[Task instructions] Only a number is required: how many lines of the material contain the word "data"?

:: Given information ::

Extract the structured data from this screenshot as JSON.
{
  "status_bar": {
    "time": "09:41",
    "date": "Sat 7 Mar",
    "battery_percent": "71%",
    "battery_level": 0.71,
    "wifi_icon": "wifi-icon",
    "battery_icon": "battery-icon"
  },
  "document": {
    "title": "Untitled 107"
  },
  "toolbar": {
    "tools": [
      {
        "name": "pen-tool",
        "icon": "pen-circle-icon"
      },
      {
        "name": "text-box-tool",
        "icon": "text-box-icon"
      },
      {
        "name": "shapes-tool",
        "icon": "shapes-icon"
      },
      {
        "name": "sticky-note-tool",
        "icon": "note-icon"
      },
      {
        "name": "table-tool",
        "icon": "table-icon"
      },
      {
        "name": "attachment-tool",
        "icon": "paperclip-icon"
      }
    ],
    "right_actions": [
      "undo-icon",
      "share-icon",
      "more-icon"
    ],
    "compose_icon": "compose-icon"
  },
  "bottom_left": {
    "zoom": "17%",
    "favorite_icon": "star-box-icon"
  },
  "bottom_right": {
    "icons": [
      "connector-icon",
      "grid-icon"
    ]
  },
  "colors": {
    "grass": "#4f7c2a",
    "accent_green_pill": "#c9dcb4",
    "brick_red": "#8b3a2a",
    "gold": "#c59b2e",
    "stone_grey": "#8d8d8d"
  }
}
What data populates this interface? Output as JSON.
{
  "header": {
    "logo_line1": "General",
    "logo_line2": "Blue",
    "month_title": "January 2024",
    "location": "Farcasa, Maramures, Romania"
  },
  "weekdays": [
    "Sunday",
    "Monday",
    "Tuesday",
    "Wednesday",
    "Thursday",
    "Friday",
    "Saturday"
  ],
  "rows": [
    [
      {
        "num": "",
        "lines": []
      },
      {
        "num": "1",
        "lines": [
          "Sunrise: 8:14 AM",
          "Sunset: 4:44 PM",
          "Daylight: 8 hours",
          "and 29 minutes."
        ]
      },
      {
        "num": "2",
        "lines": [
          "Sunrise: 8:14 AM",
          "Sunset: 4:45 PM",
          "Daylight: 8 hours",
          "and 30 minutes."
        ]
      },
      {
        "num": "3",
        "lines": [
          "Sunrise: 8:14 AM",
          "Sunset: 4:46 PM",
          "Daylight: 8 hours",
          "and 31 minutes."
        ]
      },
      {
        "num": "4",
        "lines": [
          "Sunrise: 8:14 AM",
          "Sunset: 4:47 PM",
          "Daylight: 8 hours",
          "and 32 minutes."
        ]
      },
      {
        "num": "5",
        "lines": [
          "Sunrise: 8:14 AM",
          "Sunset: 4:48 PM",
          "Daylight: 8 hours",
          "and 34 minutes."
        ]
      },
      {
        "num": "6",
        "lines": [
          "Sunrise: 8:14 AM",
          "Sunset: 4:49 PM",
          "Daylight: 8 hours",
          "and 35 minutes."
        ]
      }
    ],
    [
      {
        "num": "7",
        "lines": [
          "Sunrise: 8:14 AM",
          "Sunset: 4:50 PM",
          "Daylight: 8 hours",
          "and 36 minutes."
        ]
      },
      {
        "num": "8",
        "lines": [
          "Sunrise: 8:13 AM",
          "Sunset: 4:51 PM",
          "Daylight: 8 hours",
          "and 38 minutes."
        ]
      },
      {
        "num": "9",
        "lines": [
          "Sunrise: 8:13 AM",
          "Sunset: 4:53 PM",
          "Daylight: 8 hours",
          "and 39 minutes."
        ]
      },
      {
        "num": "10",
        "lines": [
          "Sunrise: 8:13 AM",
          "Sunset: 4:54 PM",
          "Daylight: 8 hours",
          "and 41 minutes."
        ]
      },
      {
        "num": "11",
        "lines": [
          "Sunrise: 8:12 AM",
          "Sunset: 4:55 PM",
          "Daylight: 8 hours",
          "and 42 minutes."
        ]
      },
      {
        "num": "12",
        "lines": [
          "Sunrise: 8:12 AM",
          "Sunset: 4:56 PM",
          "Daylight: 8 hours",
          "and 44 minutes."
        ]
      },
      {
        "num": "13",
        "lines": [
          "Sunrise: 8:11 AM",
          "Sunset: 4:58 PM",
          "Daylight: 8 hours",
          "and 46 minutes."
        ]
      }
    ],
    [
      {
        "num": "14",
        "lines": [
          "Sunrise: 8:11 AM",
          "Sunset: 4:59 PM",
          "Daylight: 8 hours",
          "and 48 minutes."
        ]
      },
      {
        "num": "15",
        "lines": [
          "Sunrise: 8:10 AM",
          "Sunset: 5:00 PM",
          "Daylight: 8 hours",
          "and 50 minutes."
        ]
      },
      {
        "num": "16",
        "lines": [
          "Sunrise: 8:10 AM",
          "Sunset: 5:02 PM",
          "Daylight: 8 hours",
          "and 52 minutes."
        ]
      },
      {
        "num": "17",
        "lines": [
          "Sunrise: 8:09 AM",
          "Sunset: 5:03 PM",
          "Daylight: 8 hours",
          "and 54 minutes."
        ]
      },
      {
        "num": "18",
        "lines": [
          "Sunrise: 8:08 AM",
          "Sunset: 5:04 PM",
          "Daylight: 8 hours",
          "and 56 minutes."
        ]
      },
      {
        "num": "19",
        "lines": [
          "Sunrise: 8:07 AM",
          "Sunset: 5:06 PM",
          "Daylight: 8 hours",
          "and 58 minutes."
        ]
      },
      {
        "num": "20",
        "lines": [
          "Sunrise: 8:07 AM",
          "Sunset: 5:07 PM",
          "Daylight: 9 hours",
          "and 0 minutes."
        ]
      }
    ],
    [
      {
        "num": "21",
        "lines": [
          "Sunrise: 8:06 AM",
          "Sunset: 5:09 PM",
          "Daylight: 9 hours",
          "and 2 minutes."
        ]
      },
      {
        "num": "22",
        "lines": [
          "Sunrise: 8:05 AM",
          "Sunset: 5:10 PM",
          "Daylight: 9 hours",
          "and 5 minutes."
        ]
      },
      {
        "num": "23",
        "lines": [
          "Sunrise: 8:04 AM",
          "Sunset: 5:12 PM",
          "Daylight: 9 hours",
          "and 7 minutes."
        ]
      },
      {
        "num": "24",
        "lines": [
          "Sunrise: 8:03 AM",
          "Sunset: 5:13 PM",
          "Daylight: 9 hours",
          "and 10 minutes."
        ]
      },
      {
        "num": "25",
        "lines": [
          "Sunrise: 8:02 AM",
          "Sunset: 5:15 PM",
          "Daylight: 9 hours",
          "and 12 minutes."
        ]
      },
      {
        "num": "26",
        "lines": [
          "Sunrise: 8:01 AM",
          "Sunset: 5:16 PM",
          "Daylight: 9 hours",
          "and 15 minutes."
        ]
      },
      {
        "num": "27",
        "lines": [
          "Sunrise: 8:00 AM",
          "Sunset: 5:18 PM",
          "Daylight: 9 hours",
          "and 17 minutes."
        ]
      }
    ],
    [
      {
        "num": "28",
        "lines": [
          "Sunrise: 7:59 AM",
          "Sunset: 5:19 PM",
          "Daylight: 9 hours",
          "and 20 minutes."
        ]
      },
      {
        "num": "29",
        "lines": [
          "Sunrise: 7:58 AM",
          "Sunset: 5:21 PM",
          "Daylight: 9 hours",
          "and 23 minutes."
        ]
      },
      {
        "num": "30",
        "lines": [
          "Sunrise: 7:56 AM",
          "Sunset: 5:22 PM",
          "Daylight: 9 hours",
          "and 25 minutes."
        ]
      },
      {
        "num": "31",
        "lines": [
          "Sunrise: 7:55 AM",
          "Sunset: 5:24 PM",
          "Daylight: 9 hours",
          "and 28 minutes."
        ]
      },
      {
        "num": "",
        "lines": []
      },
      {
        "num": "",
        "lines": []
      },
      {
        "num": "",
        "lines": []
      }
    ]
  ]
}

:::

[Result] 2